If you’re like many of us, you can’t travel without bringing your iPhone with you. It’s a handy camera, keeps you connected with all of your friends, and can be a great tool if you get lost in a city you’re not familiar in.
Today’s Travel Tip Tuesday comes from a new guest blogger who recently traveled on a Contiki Europe trip. Check out his tried and true tips for those of you looking to bring Apple abroad. (Sorry Android users! We’ll have tips of your next time!)
Guest Blog Post by Justin McClelland, Contiki traveler
So you’re leaving the country for a while and you want to take your iPhone huh? Well I have the medicine. Keep reading and I will save you a few hours of your life in Google research. With all the time saved you could YouTube the entire Jenna Marbles catalogue (you can thank me later).
Ok, down to brass tacks…
iPhone 4 and earlier:
If you have an iPhone 4 or earlier model. It’s going to either be a version that operates on a GSM (Global Systems for Mobile Communications) network or a CDMA (Code Division Multiple Access) network.
Below, I breakdown the major differences between these two network technologies.

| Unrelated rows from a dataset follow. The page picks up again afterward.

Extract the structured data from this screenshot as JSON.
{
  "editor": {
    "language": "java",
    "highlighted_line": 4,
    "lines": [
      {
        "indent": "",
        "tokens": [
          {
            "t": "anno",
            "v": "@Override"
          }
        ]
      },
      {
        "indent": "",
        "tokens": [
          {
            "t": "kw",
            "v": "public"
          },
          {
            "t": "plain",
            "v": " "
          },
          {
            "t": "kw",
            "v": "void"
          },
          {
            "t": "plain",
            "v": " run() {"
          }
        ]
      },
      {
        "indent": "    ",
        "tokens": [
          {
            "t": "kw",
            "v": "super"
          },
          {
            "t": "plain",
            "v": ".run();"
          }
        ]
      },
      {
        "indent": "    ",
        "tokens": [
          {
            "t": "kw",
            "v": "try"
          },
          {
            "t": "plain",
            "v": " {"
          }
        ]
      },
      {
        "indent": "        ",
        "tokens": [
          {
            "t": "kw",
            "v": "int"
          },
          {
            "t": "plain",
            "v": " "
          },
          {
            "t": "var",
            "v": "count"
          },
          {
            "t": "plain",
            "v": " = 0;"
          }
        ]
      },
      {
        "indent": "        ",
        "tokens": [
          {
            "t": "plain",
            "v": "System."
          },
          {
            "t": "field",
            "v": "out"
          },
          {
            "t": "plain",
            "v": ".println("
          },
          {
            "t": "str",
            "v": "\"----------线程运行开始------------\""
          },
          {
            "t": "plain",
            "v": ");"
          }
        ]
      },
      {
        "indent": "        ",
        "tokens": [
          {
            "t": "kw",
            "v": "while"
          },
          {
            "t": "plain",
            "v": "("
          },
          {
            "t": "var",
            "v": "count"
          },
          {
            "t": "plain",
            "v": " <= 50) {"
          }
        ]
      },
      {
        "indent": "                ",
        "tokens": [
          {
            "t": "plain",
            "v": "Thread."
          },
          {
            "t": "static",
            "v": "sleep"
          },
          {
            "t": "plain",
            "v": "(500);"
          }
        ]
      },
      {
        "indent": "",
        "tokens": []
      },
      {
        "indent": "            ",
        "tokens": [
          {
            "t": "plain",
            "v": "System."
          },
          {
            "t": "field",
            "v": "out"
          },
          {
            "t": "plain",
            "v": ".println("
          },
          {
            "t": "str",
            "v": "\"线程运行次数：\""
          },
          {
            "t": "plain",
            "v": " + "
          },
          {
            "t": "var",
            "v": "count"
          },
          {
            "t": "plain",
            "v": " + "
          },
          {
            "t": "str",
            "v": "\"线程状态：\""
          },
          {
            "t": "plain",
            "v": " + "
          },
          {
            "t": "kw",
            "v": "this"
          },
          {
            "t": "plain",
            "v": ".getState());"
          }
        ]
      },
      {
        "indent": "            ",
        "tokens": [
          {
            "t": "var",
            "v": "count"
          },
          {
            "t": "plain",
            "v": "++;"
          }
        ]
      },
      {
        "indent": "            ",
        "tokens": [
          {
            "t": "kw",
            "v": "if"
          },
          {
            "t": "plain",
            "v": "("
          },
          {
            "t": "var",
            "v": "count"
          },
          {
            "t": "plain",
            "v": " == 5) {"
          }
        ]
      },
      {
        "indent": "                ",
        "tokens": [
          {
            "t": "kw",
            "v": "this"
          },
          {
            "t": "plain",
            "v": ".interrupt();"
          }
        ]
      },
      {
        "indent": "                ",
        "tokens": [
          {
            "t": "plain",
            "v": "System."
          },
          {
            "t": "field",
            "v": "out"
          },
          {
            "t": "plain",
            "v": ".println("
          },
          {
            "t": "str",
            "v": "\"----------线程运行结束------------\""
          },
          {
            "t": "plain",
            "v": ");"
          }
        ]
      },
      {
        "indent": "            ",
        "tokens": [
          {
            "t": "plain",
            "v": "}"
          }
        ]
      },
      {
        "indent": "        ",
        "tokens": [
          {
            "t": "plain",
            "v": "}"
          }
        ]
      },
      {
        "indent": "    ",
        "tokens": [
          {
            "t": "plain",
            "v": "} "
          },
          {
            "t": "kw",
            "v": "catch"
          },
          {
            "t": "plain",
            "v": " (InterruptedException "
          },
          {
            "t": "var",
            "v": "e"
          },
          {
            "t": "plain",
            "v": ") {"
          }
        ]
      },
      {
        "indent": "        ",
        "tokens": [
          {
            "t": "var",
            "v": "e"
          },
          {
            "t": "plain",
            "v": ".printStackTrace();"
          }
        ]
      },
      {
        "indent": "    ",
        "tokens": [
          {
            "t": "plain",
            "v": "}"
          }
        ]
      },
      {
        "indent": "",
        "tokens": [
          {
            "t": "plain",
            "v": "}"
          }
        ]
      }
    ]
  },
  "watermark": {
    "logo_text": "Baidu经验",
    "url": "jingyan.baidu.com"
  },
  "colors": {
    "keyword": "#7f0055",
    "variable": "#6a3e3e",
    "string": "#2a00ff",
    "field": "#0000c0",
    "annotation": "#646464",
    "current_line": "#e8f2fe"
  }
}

So as you can see, if you want to travel about the world with your iPhone 4 or earlier, you’ll want your phone to use GSM. If you don’t know what network your iPhone 4 uses and you bought your phone in the USA, this is how you can tell.
And if you didn’t buy your iPhone 4 in the USA. Your iPhone 4 is GSM if it has a SIM card slot. CDMA if it doesn’t.
If you’re one of the cool kids with the latest iPhone 4s, it’s my guess that Siri could tell you everything that you’re reading right now. However, I’ll fill you in anyway.
The iPhone 4s is a hybrid of GSM and CDMA. That’s right, it works on both networks. So by default, if you have an iPhone 4s you are equipped with a “world phone”.
So let’s take a breather and huddle-up. Because this stuff gets real techie and confusing real-quick.
- If you have an iPhone 4 or earlier. CDMA = Bad. GSM = Good.
- If you have an iPhone 4s, you’re set because it’s GSM/CDMA.
Ok, let’s continue.
Now that we know what type of iPhone you can travel with. We need to talk about your options for usage. And this only applies to those who’ve bought their iPhones in the USA. As elsewhere, the 2-year contract model that binds a customer to a specific service carrier doesn’t exist.
You have three options:
(1) You may internationally roam directly through your USA carrier (Sprint, ATT, Verizon)
(2) Use an international SIM card with coverage in the country you are visiting
(3) Use a SIM card that’s local to the area you’re visiting
The easiest is option #1, you simply call up your carrier and enable the global option on your phone. This is cool if you really only plan to use your phone very seldomly.
Option #1 example (Western Europe travel for 30 days):
|450 min/month local call plan (sunk cost)||39.99|
|World travel package||5.99|
|Voice calls at $1/minute (460)||460.00|
|Data at 800 mb||120.00|
* The local call plan is a sunk cost because you will still have to carry at least a local USA voice plan while you travel.
With option #2, you may buy a data SIM card from an online vendor such as iPhoneTrip and pair it with Skype. For this option, the Skype app would be required and it would allow you to make calls over 3G or WiFi.
Option #2 example (Western Europe travel for 30 days):
|Skype + iPhoneTrip.com||Costs|
|Skype unlimited call world plan||14.00|
|iPhoneTrip.com data card @ 50/mb per day or 1,500 mb/month||239.70|
* The unlimited calling plan would only be so over WiFi, otherwise each call would use 3G data at approximately 1.52 mb/minute. In the cost-example above 700 mb were allocated for calls and 800 mb were allocated for strictly data (Facebook, Instagram, Pandora, etc).
Also with this option, you will need to “unlock” the phone so that it can be used with other networks. This can be done via a simple phone call to your carrier and they’ll perform the process with you over the phone, if you qualify. But if you don’t qualify and want to get your Macgyver on. You can YouTube “iPhone Unlock” and do it yourself.
And option #3, you may just hop-off the plane and cop your SIM card at the airport locally. With this option you’ll have a local phone number and will be set to make local phone calls to your new friends you meet at the pub. This may make sense if you don’t need to call home and you plan on staying in one country. If this suits you, it is by far the cheapest of the three.
I hope this article makes a confusing topic a bit more digestible. There’s nothing worse than meeting some cool peeps abroad and not having a way to contact them later on, trust me. Now you’ll be better prepared to take your iPhone with you abroad, without selling your first born child to foot the bill.
Justin McClelland is an entrepreneur that has a passion for fitness, philanthropy, and travel. For his 2nd visit ever outside of the United States, he went on the Contiki European Highlights tour which then inspired more travel, a 2-month trip to Thailand. You can read more about Justin and his travels on his blog MyInnerG.com and you can reach out to him on his Facebook page